A verbatim repetition of the data below is requested, without images.

▼

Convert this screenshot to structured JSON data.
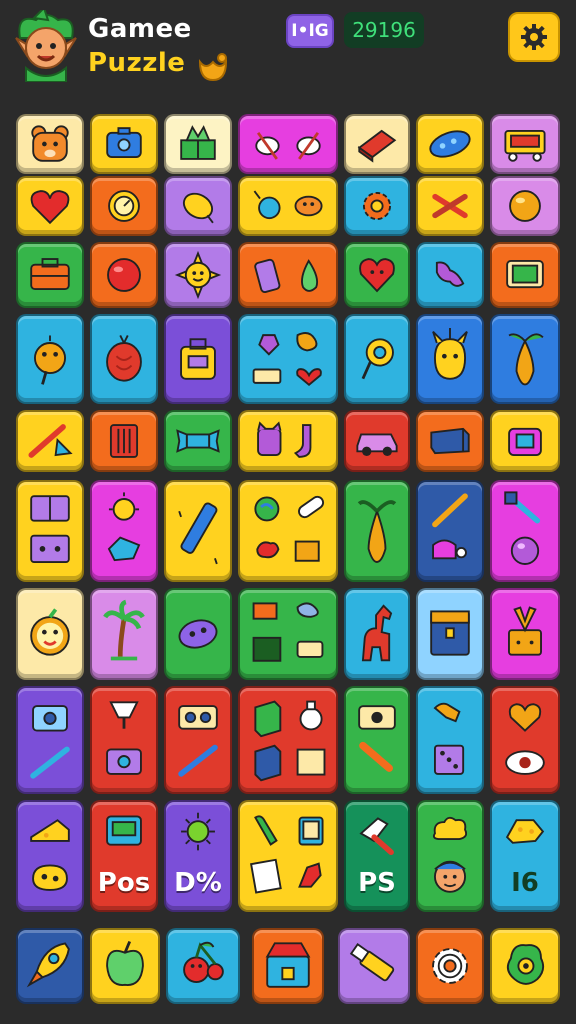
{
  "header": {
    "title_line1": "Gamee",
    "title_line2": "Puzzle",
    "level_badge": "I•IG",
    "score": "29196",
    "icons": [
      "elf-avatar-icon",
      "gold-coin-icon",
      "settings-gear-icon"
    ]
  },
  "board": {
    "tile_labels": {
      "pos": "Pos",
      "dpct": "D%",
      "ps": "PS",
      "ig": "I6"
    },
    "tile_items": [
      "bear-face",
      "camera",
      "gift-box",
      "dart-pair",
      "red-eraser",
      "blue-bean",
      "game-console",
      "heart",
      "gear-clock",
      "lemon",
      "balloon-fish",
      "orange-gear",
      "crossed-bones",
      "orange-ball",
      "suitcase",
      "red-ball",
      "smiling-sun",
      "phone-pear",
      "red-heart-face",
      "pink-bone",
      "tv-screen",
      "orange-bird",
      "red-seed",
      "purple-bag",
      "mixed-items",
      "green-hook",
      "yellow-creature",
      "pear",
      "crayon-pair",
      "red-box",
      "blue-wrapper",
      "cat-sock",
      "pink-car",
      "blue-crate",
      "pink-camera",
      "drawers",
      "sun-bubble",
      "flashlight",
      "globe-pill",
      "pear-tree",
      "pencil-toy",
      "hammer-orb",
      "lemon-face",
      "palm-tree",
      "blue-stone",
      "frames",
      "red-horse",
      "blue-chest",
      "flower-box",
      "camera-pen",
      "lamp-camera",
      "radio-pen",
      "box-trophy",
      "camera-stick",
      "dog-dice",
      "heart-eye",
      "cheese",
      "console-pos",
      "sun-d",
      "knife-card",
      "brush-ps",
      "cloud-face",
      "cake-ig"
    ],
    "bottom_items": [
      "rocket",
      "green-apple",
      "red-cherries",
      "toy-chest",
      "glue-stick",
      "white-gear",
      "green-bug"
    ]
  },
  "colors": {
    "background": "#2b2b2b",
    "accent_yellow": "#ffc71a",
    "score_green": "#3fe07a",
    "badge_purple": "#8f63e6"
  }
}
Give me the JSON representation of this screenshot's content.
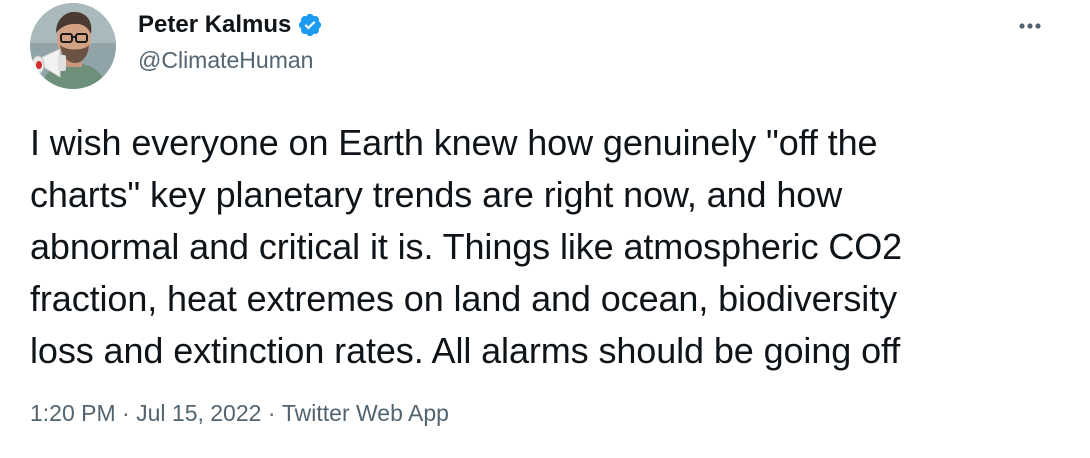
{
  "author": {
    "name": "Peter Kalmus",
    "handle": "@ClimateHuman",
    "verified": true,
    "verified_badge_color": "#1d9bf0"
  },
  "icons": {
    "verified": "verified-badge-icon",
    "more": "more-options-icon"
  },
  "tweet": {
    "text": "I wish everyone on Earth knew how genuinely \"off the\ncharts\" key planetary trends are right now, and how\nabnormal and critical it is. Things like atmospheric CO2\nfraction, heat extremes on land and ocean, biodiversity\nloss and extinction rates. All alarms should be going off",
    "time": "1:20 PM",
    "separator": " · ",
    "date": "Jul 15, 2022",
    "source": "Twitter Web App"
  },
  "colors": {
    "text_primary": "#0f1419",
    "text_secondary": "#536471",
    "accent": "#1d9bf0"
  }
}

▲

Task answer »
Convert this screenshot to structured JSON data.
{
  "header": {
    "title_line1": "Gamee",
    "title_line2": "Puzzle",
    "level_badge": "I•IG",
    "score": "29196",
    "icons": [
      "elf-avatar-icon",
      "gold-coin-icon",
      "settings-gear-icon"
    ]
  },
  "board": {
    "tile_labels": {
      "pos": "Pos",
      "dpct": "D%",
      "ps": "PS",
      "ig": "I6"
    },
    "tile_items": [
      "bear-face",
      "camera",
      "gift-box",
      "dart-pair",
      "red-eraser",
      "blue-bean",
      "game-console",
      "heart",
      "gear-clock",
      "lemon",
      "balloon-fish",
      "orange-gear",
      "crossed-bones",
      "orange-ball",
      "suitcase",
      "red-ball",
      "smiling-sun",
      "phone-pear",
      "red-heart-face",
      "pink-bone",
      "tv-screen",
      "orange-bird",
      "red-seed",
      "purple-bag",
      "mixed-items",
      "green-hook",
      "yellow-creature",
      "pear",
      "crayon-pair",
      "red-box",
      "blue-wrapper",
      "cat-sock",
      "pink-car",
      "blue-crate",
      "pink-camera",
      "drawers",
      "sun-bubble",
      "flashlight",
      "globe-pill",
      "pear-tree",
      "pencil-toy",
      "hammer-orb",
      "lemon-face",
      "palm-tree",
      "blue-stone",
      "frames",
      "red-horse",
      "blue-chest",
      "flower-box",
      "camera-pen",
      "lamp-camera",
      "radio-pen",
      "box-trophy",
      "camera-stick",
      "dog-dice",
      "heart-eye",
      "cheese",
      "console-pos",
      "sun-d",
      "knife-card",
      "brush-ps",
      "cloud-face",
      "cake-ig"
    ],
    "bottom_items": [
      "rocket",
      "green-apple",
      "red-cherries",
      "toy-chest",
      "glue-stick",
      "white-gear",
      "green-bug"
    ]
  },
  "colors": {
    "background": "#2b2b2b",
    "accent_yellow": "#ffc71a",
    "score_green": "#3fe07a",
    "badge_purple": "#8f63e6"
  }
}
Give me the JSON representation of this screenshot's content.
{
  "author": {
    "name": "Peter Kalmus",
    "handle": "@ClimateHuman",
    "verified": true,
    "verified_badge_color": "#1d9bf0"
  },
  "icons": {
    "verified": "verified-badge-icon",
    "more": "more-options-icon"
  },
  "tweet": {
    "text": "I wish everyone on Earth knew how genuinely \"off the\ncharts\" key planetary trends are right now, and how\nabnormal and critical it is. Things like atmospheric CO2\nfraction, heat extremes on land and ocean, biodiversity\nloss and extinction rates. All alarms should be going off",
    "time": "1:20 PM",
    "separator": " · ",
    "date": "Jul 15, 2022",
    "source": "Twitter Web App"
  },
  "colors": {
    "text_primary": "#0f1419",
    "text_secondary": "#536471",
    "accent": "#1d9bf0"
  }
}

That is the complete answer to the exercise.